Visit in the context of the fair on 4.8.19 incl. Open Sunday in the center. The visit to the castle is interesting and recommended for a trip ... It is here not only in the castle, but also around, something to offer. So it is easy to spend some nice, relaxing hours here.
Octavia Dumitrela Carabulea (3 years ago)
A very beautiful place to visit, in the middle of nature surrounded by silence !
Thomas Modzelewski (3 years ago)
The castle environment, the tower and garden are visited relatively quickly. Unfortunately, there are not too many things to look at. Entrance to the tower costs 1 €, the rest you can look at from the outside just like that. Nothing special in my opinion. For a few photos worth the trip but still.
Powered by Google

Featured Historic Landmarks, Sites & Buildings

Historic Site of the week

Walled city of Jajce

The Walled City of Jajce is a medieval fortified nucleus of Jajce in Bosnia and Herzegovina, with citadel high above town on top of pyramidal-shaped steep hill, enclosed with approximately 1,300 metres long defensive walls,. It is one of the best preserved fortified capitals of the Bosnian Kingdom, the last stronghold before the kingdom dissolved under the pressure of military advancement at the onset of Ottoman Empire takeover.

The entire complex of the Walled city of Jajce, with the citadel, city ramparts, watchtower Medvjed-kula, and two main city gate-towers lies on the southern slope of a large rocky pyramid at the confluence of the rivers Pliva and Vrbas, enclosed by these rivers from the south-southwest, with the bed of the Pliva, and east-southeast by the river Vrbas gorge.

History

The fortress was built by Hrvoje Vukčić Hrvatinić, the founder of Jajce. However, the city became the seat of the Bosnian kings, hence the royal coat of arms decoration on the citadel entrance. A part of the wall was built by the Hungarian King, while the Ottomans erected the powder magazine. The walls are high and the castle was built on a hill that is egg shaped, the rivers Pliva and Vrbas also protect the castle. There is no rampart on the south and west.

Jajce was first built in the 14th century and served as the capital of the independent Kingdom of Bosnia during its time. The town has gates as fortifications, as well as a castle with walls which lead to the various gates around the town. About 10–20 kilometres from Jajce lies the Komotin Castle and town area which is older but smaller than Jajce. It is believed the town of Jajce was previously Komotin but was moved after the Black Death.
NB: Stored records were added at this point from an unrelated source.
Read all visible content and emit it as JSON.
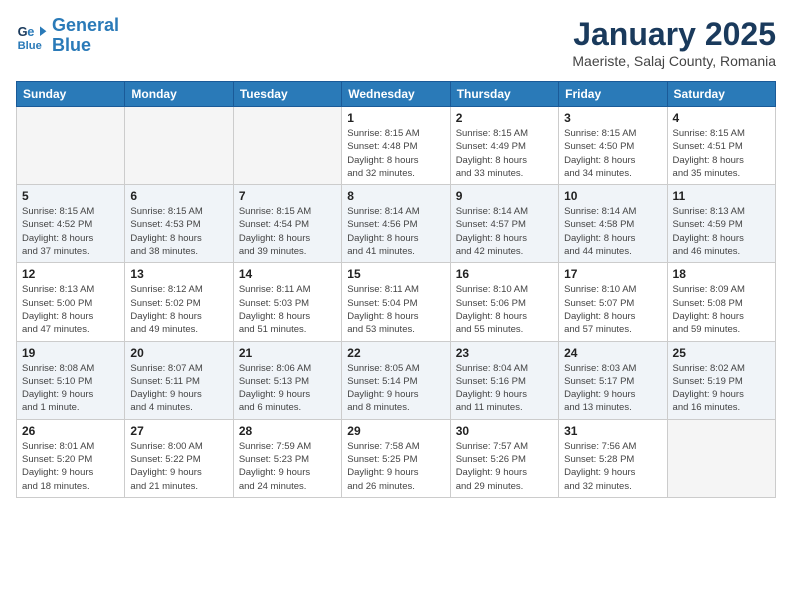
{
  "header": {
    "logo_line1": "General",
    "logo_line2": "Blue",
    "month": "January 2025",
    "location": "Maeriste, Salaj County, Romania"
  },
  "weekdays": [
    "Sunday",
    "Monday",
    "Tuesday",
    "Wednesday",
    "Thursday",
    "Friday",
    "Saturday"
  ],
  "weeks": [
    [
      {
        "day": "",
        "info": ""
      },
      {
        "day": "",
        "info": ""
      },
      {
        "day": "",
        "info": ""
      },
      {
        "day": "1",
        "info": "Sunrise: 8:15 AM\nSunset: 4:48 PM\nDaylight: 8 hours\nand 32 minutes."
      },
      {
        "day": "2",
        "info": "Sunrise: 8:15 AM\nSunset: 4:49 PM\nDaylight: 8 hours\nand 33 minutes."
      },
      {
        "day": "3",
        "info": "Sunrise: 8:15 AM\nSunset: 4:50 PM\nDaylight: 8 hours\nand 34 minutes."
      },
      {
        "day": "4",
        "info": "Sunrise: 8:15 AM\nSunset: 4:51 PM\nDaylight: 8 hours\nand 35 minutes."
      }
    ],
    [
      {
        "day": "5",
        "info": "Sunrise: 8:15 AM\nSunset: 4:52 PM\nDaylight: 8 hours\nand 37 minutes."
      },
      {
        "day": "6",
        "info": "Sunrise: 8:15 AM\nSunset: 4:53 PM\nDaylight: 8 hours\nand 38 minutes."
      },
      {
        "day": "7",
        "info": "Sunrise: 8:15 AM\nSunset: 4:54 PM\nDaylight: 8 hours\nand 39 minutes."
      },
      {
        "day": "8",
        "info": "Sunrise: 8:14 AM\nSunset: 4:56 PM\nDaylight: 8 hours\nand 41 minutes."
      },
      {
        "day": "9",
        "info": "Sunrise: 8:14 AM\nSunset: 4:57 PM\nDaylight: 8 hours\nand 42 minutes."
      },
      {
        "day": "10",
        "info": "Sunrise: 8:14 AM\nSunset: 4:58 PM\nDaylight: 8 hours\nand 44 minutes."
      },
      {
        "day": "11",
        "info": "Sunrise: 8:13 AM\nSunset: 4:59 PM\nDaylight: 8 hours\nand 46 minutes."
      }
    ],
    [
      {
        "day": "12",
        "info": "Sunrise: 8:13 AM\nSunset: 5:00 PM\nDaylight: 8 hours\nand 47 minutes."
      },
      {
        "day": "13",
        "info": "Sunrise: 8:12 AM\nSunset: 5:02 PM\nDaylight: 8 hours\nand 49 minutes."
      },
      {
        "day": "14",
        "info": "Sunrise: 8:11 AM\nSunset: 5:03 PM\nDaylight: 8 hours\nand 51 minutes."
      },
      {
        "day": "15",
        "info": "Sunrise: 8:11 AM\nSunset: 5:04 PM\nDaylight: 8 hours\nand 53 minutes."
      },
      {
        "day": "16",
        "info": "Sunrise: 8:10 AM\nSunset: 5:06 PM\nDaylight: 8 hours\nand 55 minutes."
      },
      {
        "day": "17",
        "info": "Sunrise: 8:10 AM\nSunset: 5:07 PM\nDaylight: 8 hours\nand 57 minutes."
      },
      {
        "day": "18",
        "info": "Sunrise: 8:09 AM\nSunset: 5:08 PM\nDaylight: 8 hours\nand 59 minutes."
      }
    ],
    [
      {
        "day": "19",
        "info": "Sunrise: 8:08 AM\nSunset: 5:10 PM\nDaylight: 9 hours\nand 1 minute."
      },
      {
        "day": "20",
        "info": "Sunrise: 8:07 AM\nSunset: 5:11 PM\nDaylight: 9 hours\nand 4 minutes."
      },
      {
        "day": "21",
        "info": "Sunrise: 8:06 AM\nSunset: 5:13 PM\nDaylight: 9 hours\nand 6 minutes."
      },
      {
        "day": "22",
        "info": "Sunrise: 8:05 AM\nSunset: 5:14 PM\nDaylight: 9 hours\nand 8 minutes."
      },
      {
        "day": "23",
        "info": "Sunrise: 8:04 AM\nSunset: 5:16 PM\nDaylight: 9 hours\nand 11 minutes."
      },
      {
        "day": "24",
        "info": "Sunrise: 8:03 AM\nSunset: 5:17 PM\nDaylight: 9 hours\nand 13 minutes."
      },
      {
        "day": "25",
        "info": "Sunrise: 8:02 AM\nSunset: 5:19 PM\nDaylight: 9 hours\nand 16 minutes."
      }
    ],
    [
      {
        "day": "26",
        "info": "Sunrise: 8:01 AM\nSunset: 5:20 PM\nDaylight: 9 hours\nand 18 minutes."
      },
      {
        "day": "27",
        "info": "Sunrise: 8:00 AM\nSunset: 5:22 PM\nDaylight: 9 hours\nand 21 minutes."
      },
      {
        "day": "28",
        "info": "Sunrise: 7:59 AM\nSunset: 5:23 PM\nDaylight: 9 hours\nand 24 minutes."
      },
      {
        "day": "29",
        "info": "Sunrise: 7:58 AM\nSunset: 5:25 PM\nDaylight: 9 hours\nand 26 minutes."
      },
      {
        "day": "30",
        "info": "Sunrise: 7:57 AM\nSunset: 5:26 PM\nDaylight: 9 hours\nand 29 minutes."
      },
      {
        "day": "31",
        "info": "Sunrise: 7:56 AM\nSunset: 5:28 PM\nDaylight: 9 hours\nand 32 minutes."
      },
      {
        "day": "",
        "info": ""
      }
    ]
  ]
}
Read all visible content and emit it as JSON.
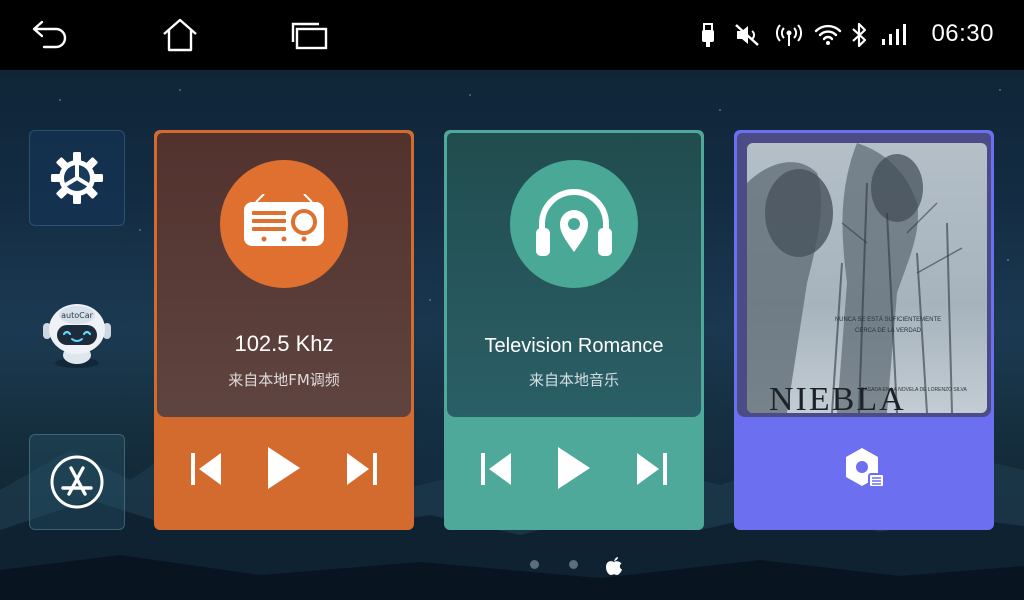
{
  "status_bar": {
    "back_icon": "back-arrow-icon",
    "home_icon": "home-icon",
    "recents_icon": "recent-apps-icon",
    "indicators": [
      "usb-icon",
      "mute-icon",
      "hotspot-icon",
      "wifi-icon",
      "bluetooth-icon",
      "signal-icon"
    ],
    "time": "06:30"
  },
  "sidebar": {
    "items": [
      {
        "name": "settings",
        "icon": "gear-icon"
      },
      {
        "name": "assistant",
        "icon": "robot-icon",
        "badge_text": "autoCar"
      },
      {
        "name": "app-store",
        "icon": "app-store-icon"
      }
    ]
  },
  "cards": {
    "radio": {
      "icon": "radio-icon",
      "title": "102.5 Khz",
      "subtitle": "来自本地FM调频",
      "color": "#d36b2f"
    },
    "music": {
      "icon": "headphones-location-icon",
      "title": "Television Romance",
      "subtitle": "来自本地音乐",
      "color": "#4ea99b"
    },
    "video": {
      "poster_title": "NIEBLA",
      "poster_tagline": "NUNCA SE ESTÁ SUFICIENTEMENTE CERCA DE LA VERDAD",
      "poster_credit": "BASADA EN LA NOVELA DE LORENZO SILVA",
      "app_icon": "video-player-icon",
      "color": "#6b6ff0"
    }
  },
  "page_indicator": {
    "count": 3,
    "active": 3,
    "active_icon": "apple-icon"
  }
}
The first reference to the name of Jajce in written sources is from the year 1396, but the fortress had already existed by then. Jajce was the residence of the last Bosnian king Stjepan Tomasevic; the Ottomans besieged the town and executed him, but held it only for six months, before the Hungarian King Matthias Corvinus seized it at the siege of Jajce and established the Banovina of Jajce.

Skenderbeg Mihajlović besieged Jajce in 1501, but without success because he was defeated by Ivaniš Korvin assisted by Zrinski, Frankopan, Karlović and Cubor.

During this period, Queen Catherine restored the Saint Mary"s Church in Jajce, today the oldest church in town. Eventually, in 1527, Jajce became the last Bosnian town to fall to Ottoman rule. The town then lost its strategic importance, as the border moved further north and west.

Jajce passed with the rest of Bosnia and Herzegovina under the administration of Austria-Hungary in 1878. The Franciscan monastery of Saint Luke was completed in 1885.

Surroundings

The Walled city of Jajce is located at the confluence of the Pliva and Vrbas rivers. It was founded and started developing in the Middle Ages and acquired its final form during the Ottoman period. There are several churches and mosques built in different times during different rules, making Jajce a rather diverse town in this aspect. It is declared National Monument of Bosnia and Herzegovina, and, as the old Jajce city core, including the waterfall, and other individual sites outside the walled city perimeter, such as the Jajce Mithraeum, it is designated as The natural and architectural ensemble of Jajce and proposed as such for inscription into the UNESCO"s World Heritage Site list. The bid for inscription is currently placed on the UNESCO Tentative list.